For this reason I bow my knees to the Father of our Lord Jesus Christ, from whom the whole family in heaven and earth is named, that He would grant you according to the riches
A form of godliness, but denying the power thereof… (2 Tim 3:5) Paul predicts that perilous times will come when “men will be lovers of themselves, lovers of money, boasters, proud blasphemers, disobedient to parents,
I fed you with milk and not with solid food; for until now you were not able to receive it, and even now you are still not able. (1 Cor 3:2) The church in Corinth
“= Judas. Among the apostles there were two who bore this name,” “(1) Judas (Jude 1:1; Matt. 13:55; John 14:22; Acts 1:13), called” also Lebbaeus or Thaddaeus (Matt. 10:3; Mark 3:18); and (2) “Judas Iscariot (Matt. 10:4; Mark 3:19). He who is called “the” “brother of James” (Luke 6:16), may be the same with the Judas” surnamed Lebbaeus. The only thing recorded regarding him is in John 14:22.
“The author was “Judas, the brother of James” the Less (Jude” “1:1), called also Lebbaeus (Matt. 10:3) and Thaddaeus (Mark” “3:18). The genuineness of this epistle was early questioned, and” doubts regarding it were revived at the time of the Reformation; but the evidences in support of its claims are complete. It has all the marks of having proceeded from the writer whose name it bears. “There is nothing very definite to determine the time and place at which it was written. It was apparently written in the later “period of the apostolic age, for when it was written there were” persons still alive who had heard the apostles preach (ver. 17). “It may thus have been written about A.D. 66 or 70, and” apparently in Palestine. “The epistle is addressed to Christians in general (ver. 1), and its design is to put them on their guard against the misleading efforts of a certain class of errorists to which they were “exposed. The style of the epistle is that of an “impassioned” “invective, in the impetuous whirlwind of which the writer is” “hurried along, collecting example after example of divine” “vengeance on the ungodly; heaping epithet upon epithet, and” “piling image upon image, and, as it were, labouring for words” and images strong enough to depict the polluted character of the licentious apostates against whom he is warning the Church; “returning again and again to the subject, as though all language” “was insufficient to give an adequate idea of their profligacy,” and to express his burning hatred of their perversion of the “doctrines of the gospel.” “The striking resemblance this epistle bears to 2 Peter suggests the idea that the author of the one had seen the epistle of the other. “The doxology with which the epistle concludes is regarded as the finest in the New Testament.

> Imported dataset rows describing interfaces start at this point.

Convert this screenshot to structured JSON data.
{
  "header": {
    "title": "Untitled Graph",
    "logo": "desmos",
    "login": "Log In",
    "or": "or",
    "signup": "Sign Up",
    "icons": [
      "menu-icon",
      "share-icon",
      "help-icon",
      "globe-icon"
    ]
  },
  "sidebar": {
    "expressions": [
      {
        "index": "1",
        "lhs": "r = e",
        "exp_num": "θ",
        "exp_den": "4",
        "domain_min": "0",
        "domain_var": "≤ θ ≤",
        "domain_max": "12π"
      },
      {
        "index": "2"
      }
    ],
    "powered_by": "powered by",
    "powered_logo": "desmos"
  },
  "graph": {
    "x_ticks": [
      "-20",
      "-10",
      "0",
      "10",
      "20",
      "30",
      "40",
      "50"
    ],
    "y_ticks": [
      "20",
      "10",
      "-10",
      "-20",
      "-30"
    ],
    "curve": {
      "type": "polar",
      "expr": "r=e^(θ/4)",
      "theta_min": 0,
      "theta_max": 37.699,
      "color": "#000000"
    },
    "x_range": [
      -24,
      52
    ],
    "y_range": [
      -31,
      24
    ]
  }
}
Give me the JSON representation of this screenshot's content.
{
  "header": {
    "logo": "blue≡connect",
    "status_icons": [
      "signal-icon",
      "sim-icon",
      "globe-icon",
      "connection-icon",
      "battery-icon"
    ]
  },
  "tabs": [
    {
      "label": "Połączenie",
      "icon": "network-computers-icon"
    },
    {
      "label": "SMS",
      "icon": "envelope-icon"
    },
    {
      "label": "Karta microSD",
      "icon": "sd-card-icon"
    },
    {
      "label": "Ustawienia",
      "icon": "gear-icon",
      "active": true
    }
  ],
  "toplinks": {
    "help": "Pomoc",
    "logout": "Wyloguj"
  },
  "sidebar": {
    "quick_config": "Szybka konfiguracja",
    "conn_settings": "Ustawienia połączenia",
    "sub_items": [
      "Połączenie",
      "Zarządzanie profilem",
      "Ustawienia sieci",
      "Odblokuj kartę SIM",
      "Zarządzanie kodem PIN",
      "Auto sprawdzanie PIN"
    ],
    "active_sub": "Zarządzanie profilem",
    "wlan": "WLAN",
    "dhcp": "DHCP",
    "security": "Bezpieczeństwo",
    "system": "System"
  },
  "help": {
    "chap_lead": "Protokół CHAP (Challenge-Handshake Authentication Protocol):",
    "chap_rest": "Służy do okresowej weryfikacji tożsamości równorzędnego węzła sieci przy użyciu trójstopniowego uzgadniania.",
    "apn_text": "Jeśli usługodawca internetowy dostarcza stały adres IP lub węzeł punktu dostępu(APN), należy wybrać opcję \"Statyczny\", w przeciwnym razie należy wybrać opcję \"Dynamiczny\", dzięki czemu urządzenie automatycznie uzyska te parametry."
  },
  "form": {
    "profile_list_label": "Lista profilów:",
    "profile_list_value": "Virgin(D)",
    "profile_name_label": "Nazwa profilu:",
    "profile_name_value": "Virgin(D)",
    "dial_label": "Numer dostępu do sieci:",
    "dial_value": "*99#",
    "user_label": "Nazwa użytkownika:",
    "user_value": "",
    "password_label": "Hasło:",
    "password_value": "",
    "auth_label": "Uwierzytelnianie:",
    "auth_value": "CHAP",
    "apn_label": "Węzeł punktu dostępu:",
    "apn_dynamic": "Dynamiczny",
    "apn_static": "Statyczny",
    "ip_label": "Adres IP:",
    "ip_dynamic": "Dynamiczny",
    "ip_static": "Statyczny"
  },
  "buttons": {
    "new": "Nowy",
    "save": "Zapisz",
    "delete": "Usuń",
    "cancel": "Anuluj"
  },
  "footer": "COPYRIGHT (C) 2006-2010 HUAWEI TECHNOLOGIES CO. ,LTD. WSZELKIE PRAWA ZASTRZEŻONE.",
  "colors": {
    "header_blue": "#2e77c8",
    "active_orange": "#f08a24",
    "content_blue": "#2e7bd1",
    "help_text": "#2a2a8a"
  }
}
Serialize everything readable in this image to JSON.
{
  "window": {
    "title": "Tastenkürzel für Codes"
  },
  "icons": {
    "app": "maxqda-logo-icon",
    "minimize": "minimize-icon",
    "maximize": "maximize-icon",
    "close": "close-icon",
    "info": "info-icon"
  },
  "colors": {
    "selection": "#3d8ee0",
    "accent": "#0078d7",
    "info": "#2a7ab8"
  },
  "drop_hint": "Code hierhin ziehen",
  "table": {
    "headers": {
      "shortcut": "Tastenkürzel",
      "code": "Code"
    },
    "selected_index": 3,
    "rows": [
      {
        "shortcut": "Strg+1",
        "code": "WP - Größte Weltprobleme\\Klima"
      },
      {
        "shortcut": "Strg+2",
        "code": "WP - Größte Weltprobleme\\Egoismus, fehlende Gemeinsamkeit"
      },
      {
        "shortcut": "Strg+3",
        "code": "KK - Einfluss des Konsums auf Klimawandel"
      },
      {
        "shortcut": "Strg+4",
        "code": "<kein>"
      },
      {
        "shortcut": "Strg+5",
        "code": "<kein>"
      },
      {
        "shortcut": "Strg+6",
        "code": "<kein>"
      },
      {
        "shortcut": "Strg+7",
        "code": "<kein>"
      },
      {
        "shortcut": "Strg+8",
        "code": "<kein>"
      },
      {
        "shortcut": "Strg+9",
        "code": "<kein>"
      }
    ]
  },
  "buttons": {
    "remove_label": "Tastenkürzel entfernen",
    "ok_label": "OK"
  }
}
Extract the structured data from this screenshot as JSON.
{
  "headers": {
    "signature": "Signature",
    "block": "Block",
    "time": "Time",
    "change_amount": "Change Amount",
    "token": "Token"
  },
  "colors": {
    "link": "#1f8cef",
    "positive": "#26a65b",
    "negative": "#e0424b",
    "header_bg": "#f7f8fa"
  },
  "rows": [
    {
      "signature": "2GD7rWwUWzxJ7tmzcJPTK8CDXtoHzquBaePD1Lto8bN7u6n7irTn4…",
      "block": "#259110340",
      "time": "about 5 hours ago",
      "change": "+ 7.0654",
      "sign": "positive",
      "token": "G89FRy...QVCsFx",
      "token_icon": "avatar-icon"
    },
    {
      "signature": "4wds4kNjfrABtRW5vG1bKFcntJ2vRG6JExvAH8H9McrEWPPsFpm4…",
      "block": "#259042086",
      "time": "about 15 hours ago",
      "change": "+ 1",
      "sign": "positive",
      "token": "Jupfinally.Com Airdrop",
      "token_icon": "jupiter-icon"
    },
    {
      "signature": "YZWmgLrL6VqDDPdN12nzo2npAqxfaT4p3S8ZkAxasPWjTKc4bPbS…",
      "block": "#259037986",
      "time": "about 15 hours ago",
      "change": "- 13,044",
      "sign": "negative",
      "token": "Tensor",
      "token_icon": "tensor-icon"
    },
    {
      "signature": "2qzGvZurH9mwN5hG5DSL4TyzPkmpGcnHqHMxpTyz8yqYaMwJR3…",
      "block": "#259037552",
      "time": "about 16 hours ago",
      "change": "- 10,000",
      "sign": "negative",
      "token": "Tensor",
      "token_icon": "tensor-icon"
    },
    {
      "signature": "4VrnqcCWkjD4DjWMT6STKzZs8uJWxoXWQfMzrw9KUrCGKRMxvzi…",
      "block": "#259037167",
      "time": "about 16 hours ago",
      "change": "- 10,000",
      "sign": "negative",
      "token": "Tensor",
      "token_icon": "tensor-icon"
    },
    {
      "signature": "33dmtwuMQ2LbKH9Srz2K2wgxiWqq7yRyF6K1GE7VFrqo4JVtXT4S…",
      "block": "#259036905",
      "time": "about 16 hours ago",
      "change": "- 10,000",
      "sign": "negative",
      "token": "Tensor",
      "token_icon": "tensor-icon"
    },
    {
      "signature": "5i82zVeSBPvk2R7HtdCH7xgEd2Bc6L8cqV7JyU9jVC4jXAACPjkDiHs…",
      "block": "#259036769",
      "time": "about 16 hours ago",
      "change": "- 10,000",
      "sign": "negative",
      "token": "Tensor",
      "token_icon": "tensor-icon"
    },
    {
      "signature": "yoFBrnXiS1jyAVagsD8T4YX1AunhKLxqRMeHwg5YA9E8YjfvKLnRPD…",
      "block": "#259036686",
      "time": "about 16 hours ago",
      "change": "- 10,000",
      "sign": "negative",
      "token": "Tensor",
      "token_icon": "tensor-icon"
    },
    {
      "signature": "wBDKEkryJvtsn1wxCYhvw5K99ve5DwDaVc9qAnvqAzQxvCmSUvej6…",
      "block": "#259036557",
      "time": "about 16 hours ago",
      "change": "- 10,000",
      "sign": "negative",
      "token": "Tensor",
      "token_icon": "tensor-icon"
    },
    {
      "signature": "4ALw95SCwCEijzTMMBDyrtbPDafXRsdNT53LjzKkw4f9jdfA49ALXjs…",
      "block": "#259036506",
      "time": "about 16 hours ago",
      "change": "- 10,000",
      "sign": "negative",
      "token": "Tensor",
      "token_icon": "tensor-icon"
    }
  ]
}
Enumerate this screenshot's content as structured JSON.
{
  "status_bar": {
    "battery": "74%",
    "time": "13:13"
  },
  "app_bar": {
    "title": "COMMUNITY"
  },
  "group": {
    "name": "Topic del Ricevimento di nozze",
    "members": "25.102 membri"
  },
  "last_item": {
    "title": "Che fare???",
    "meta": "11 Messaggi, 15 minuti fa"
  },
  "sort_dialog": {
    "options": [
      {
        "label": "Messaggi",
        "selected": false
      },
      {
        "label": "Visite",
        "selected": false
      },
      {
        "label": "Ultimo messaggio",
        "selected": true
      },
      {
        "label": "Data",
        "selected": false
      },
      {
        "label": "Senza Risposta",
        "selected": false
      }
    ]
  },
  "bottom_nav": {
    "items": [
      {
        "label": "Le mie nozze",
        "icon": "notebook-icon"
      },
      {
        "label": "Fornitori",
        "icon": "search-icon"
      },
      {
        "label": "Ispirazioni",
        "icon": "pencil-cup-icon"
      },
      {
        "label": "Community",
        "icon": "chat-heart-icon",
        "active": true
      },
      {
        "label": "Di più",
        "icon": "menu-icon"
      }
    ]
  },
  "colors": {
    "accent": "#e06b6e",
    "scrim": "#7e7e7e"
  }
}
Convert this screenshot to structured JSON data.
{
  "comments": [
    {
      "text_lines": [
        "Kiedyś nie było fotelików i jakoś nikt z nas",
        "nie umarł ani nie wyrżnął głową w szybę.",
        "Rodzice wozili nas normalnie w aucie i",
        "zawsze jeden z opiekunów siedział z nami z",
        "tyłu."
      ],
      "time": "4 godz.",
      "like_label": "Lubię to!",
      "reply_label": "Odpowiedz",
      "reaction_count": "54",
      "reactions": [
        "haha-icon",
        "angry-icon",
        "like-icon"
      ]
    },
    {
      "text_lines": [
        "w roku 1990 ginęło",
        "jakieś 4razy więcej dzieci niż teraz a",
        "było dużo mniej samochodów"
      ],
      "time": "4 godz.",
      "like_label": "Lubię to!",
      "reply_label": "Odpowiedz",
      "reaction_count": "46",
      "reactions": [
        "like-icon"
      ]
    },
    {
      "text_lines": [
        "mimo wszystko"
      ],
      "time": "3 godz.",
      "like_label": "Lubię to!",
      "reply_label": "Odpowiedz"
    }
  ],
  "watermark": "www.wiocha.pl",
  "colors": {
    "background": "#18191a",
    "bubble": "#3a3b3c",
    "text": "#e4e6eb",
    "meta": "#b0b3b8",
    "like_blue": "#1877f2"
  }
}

After the Captivity this name was applied to the whole of the “country west of the Jordan (Hag. 1:1, 14; 2:2). But under the” “Romans, in the time of Christ, it denoted the southernmost of” “the three divisions of Palestine (Matt. 2:1, 5; 3:1; 4:25),” although it was also sometimes used for Palestine generally (Acts 28:21). “The province of Judea, as distinguished from Galilee and “Samaria, included the territories of the tribes of Judah,” “Benjamin, Dan, Simeon, and part of Ephraim. Under the Romans it” “was a part of the province of Syria, and was governed by a” procurator.
Posted by webmaster on Wednesday, October 25th, 2017 @ 8:20AM